▶ _App and web page records_
◆ ◆ ◆ ◆ ◆

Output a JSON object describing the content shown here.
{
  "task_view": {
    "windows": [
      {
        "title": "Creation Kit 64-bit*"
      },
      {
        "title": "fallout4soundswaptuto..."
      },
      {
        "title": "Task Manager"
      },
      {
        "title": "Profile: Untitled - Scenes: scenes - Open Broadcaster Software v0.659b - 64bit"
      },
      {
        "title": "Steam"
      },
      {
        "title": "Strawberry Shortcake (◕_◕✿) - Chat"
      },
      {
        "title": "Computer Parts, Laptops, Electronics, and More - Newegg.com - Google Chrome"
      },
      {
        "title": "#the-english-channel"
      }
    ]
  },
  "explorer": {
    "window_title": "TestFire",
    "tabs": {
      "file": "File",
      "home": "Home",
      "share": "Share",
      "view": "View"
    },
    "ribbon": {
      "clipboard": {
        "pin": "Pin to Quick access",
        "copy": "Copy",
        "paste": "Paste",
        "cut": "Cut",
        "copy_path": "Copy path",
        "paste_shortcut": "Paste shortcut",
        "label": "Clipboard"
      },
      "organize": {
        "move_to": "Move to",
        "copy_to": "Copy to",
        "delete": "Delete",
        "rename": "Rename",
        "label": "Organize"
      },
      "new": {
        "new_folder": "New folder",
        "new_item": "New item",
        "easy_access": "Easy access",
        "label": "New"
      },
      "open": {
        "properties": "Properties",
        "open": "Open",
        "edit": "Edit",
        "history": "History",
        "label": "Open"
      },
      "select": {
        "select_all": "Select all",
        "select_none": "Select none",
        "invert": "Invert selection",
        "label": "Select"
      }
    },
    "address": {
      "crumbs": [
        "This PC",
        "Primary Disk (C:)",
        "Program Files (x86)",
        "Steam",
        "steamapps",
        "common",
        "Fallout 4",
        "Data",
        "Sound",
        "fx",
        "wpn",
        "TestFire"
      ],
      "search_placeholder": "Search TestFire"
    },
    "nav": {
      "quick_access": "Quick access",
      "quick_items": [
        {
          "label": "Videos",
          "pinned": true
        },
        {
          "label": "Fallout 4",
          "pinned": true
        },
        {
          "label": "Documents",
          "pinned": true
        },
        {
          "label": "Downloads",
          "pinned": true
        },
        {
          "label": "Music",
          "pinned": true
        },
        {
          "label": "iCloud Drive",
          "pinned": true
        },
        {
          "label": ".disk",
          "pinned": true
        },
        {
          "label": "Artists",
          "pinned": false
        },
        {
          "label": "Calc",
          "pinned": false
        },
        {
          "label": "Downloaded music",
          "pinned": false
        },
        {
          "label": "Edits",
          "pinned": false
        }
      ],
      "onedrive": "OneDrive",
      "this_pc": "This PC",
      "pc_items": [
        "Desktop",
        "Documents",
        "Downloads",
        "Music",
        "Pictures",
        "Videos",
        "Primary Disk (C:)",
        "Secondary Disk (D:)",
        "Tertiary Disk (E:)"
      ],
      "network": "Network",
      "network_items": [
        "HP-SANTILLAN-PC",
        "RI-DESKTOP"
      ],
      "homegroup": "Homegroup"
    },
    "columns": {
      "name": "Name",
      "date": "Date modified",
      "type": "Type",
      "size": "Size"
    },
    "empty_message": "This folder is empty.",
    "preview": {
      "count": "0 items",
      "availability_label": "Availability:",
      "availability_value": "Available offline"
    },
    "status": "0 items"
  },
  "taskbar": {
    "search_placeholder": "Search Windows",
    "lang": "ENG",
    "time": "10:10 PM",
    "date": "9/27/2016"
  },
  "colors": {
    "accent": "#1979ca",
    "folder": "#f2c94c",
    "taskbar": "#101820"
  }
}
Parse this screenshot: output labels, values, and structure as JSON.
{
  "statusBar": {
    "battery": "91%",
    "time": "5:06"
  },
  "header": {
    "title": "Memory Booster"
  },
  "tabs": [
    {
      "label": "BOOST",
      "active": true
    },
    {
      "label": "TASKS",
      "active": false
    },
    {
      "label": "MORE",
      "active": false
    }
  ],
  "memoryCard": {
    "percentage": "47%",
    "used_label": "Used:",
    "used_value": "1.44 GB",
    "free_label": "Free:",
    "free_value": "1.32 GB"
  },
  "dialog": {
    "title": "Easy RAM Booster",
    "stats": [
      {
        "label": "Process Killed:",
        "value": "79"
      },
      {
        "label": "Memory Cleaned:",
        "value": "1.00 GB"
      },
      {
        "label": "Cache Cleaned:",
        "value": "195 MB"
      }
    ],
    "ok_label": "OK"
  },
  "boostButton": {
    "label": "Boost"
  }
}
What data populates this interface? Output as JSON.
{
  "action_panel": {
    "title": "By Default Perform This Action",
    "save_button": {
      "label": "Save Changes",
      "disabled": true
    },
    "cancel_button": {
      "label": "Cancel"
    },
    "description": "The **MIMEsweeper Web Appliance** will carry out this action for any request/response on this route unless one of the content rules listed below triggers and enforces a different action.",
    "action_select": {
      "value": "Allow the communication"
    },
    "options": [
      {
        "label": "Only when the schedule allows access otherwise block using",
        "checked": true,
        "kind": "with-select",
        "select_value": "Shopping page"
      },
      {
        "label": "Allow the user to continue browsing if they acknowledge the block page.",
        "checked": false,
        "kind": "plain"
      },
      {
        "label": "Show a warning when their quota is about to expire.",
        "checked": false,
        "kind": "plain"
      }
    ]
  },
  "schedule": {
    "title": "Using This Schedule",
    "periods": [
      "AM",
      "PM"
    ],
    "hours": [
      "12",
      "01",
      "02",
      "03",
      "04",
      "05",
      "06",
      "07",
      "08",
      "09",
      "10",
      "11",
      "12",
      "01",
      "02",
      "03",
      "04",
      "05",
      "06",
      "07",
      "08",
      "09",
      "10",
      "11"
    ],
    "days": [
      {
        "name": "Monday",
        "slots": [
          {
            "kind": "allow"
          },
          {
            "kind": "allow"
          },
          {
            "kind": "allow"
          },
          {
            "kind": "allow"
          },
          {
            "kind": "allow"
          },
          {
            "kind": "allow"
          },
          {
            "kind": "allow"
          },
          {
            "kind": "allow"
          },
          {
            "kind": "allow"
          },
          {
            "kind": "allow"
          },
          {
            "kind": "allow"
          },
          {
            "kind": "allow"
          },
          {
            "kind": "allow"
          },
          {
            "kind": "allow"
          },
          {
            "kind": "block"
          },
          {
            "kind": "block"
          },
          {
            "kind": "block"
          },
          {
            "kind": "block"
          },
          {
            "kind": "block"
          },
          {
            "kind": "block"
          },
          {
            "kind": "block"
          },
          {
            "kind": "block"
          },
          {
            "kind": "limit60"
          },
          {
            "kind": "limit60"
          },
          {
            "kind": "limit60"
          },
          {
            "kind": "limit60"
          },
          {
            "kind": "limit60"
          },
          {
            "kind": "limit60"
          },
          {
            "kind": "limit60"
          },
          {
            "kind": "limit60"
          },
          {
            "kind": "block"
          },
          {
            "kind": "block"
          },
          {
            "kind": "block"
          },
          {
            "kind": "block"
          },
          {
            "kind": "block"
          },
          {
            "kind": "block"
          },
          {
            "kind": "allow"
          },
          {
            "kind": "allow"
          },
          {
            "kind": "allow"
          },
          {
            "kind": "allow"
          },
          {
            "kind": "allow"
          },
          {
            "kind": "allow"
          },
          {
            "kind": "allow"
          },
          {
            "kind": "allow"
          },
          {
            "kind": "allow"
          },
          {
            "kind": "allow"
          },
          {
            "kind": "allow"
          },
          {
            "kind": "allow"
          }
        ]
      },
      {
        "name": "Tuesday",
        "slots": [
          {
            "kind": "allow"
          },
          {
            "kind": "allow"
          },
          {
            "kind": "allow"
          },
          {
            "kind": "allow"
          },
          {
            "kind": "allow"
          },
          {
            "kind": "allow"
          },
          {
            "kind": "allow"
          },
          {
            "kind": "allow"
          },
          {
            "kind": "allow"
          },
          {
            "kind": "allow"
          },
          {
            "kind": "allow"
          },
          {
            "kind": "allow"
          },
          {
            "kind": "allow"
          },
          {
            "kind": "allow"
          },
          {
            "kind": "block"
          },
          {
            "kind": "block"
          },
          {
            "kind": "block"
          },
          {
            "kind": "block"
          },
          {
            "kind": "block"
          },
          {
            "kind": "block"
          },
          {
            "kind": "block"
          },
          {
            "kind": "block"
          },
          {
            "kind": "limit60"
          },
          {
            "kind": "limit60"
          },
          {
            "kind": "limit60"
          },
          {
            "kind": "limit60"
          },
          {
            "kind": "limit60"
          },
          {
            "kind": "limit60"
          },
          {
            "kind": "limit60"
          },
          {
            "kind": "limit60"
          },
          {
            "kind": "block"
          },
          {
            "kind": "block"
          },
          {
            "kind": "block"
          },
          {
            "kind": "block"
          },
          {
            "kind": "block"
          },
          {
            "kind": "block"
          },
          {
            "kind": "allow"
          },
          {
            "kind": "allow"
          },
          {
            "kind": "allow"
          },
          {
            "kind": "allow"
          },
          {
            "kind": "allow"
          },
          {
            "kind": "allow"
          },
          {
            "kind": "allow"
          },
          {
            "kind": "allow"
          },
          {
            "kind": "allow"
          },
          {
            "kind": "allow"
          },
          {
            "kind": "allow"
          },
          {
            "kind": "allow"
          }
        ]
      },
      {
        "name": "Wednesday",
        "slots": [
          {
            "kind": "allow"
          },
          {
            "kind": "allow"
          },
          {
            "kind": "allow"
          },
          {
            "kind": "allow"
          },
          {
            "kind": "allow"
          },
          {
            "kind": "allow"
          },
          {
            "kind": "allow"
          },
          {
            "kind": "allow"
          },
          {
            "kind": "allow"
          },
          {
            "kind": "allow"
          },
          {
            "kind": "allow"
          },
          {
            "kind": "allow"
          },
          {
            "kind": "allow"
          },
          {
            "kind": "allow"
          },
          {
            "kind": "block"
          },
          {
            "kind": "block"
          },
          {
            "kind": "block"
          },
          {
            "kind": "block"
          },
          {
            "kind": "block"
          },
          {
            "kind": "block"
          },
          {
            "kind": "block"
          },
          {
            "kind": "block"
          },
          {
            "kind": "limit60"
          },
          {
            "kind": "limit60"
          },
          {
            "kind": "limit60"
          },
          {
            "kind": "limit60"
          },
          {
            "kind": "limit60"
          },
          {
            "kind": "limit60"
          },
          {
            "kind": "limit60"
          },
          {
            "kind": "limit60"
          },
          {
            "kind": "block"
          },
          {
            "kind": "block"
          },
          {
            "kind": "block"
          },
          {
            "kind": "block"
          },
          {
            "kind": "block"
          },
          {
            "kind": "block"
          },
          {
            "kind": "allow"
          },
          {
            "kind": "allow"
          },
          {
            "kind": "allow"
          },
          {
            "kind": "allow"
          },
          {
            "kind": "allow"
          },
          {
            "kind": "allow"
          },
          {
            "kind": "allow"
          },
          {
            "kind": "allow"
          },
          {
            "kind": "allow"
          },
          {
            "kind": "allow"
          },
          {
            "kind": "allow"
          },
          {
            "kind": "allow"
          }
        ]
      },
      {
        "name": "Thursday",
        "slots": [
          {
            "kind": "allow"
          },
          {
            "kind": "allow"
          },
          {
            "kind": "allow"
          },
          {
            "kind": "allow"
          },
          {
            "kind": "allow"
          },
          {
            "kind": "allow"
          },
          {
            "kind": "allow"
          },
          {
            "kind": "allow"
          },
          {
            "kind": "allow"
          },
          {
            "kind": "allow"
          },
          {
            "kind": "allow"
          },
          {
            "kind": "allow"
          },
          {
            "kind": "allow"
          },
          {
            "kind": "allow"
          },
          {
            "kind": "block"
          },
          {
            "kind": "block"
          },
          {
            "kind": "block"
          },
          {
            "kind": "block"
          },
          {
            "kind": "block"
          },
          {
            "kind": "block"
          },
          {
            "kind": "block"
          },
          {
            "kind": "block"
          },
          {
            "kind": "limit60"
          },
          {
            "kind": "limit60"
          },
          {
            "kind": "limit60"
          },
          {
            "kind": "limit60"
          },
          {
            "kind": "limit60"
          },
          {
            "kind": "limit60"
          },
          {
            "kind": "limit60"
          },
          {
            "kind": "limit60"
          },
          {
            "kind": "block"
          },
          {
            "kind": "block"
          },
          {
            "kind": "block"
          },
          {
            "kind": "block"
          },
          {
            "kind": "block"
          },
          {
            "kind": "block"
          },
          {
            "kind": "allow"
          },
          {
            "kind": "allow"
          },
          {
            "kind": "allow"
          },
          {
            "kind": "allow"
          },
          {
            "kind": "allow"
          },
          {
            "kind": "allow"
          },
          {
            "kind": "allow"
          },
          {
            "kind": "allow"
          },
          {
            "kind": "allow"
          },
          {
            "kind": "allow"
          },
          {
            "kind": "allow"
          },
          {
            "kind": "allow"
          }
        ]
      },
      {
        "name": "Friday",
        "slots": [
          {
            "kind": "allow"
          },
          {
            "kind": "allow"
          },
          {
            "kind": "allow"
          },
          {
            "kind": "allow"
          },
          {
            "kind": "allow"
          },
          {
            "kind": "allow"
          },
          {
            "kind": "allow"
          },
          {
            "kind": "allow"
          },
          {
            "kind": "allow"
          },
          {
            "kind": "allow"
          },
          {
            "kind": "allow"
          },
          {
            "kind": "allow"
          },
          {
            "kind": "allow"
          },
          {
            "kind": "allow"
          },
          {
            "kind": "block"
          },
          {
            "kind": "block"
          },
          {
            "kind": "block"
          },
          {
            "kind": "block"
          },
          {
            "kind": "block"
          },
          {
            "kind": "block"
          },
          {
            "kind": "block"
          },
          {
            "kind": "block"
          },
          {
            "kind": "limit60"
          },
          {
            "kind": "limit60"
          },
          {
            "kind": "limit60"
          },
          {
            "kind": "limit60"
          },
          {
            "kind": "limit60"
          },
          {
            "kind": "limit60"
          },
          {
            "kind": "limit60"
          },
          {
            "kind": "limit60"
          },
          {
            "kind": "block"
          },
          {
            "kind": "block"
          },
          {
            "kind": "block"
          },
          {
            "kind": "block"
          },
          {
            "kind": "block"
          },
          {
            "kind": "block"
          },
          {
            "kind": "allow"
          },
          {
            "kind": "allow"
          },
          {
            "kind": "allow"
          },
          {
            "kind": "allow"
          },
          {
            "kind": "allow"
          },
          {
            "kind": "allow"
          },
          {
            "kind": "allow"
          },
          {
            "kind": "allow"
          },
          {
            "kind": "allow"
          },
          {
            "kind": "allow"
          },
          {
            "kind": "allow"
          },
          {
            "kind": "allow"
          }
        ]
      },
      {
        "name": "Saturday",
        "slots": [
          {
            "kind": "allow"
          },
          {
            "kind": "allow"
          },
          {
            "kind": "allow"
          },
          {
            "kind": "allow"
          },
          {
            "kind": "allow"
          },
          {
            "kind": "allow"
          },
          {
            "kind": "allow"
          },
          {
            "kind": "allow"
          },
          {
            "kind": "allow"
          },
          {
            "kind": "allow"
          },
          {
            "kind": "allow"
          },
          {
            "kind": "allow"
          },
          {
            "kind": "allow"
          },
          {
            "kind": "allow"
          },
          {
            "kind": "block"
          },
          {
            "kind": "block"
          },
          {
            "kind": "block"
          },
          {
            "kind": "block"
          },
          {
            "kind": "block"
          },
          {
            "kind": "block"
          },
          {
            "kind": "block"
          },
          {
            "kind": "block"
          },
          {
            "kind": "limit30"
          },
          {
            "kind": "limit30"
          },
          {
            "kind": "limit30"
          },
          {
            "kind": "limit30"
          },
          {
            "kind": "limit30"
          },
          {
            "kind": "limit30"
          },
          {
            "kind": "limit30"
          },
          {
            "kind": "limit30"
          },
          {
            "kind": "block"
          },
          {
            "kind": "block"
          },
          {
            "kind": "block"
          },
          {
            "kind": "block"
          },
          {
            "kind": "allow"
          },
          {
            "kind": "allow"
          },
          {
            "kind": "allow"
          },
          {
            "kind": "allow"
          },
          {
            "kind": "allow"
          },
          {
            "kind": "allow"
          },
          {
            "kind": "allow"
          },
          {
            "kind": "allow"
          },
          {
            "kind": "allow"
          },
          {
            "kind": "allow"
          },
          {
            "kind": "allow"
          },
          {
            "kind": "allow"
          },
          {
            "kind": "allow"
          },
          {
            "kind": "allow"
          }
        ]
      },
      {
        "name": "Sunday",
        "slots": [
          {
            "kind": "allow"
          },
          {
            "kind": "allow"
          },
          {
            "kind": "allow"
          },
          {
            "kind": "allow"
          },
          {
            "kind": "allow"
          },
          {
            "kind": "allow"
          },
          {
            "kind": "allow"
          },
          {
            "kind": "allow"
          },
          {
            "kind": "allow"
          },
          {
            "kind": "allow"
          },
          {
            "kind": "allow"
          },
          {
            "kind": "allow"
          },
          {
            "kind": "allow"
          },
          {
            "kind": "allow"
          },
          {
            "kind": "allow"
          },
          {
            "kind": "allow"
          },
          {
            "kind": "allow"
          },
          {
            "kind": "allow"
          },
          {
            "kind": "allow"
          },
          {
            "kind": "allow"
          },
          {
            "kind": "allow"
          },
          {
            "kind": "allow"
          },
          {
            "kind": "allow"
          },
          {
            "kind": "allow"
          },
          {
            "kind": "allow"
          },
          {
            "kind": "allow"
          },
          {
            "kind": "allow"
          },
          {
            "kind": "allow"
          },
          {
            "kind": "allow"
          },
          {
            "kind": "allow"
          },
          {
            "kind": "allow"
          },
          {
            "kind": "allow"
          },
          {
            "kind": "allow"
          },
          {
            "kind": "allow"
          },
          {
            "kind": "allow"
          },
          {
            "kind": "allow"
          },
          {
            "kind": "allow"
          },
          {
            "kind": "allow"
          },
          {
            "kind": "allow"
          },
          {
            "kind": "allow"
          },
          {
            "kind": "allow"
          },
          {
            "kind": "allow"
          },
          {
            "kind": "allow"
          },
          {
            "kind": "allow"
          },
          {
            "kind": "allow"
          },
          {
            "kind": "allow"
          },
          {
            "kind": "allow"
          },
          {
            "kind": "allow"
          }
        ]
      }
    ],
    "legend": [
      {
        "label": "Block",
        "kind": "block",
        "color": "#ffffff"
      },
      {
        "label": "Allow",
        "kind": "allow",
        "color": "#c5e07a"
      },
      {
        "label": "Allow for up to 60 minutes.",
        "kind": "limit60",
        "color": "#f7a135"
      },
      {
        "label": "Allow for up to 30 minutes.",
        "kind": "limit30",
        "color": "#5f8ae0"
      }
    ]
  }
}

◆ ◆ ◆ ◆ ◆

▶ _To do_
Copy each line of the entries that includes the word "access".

▶ _Response_
        "pin": "Pin to Quick access",
        "easy_access": "Easy access",
      "quick_access": "Quick access",
        "label": "Only when the schedule allows access otherwise block using",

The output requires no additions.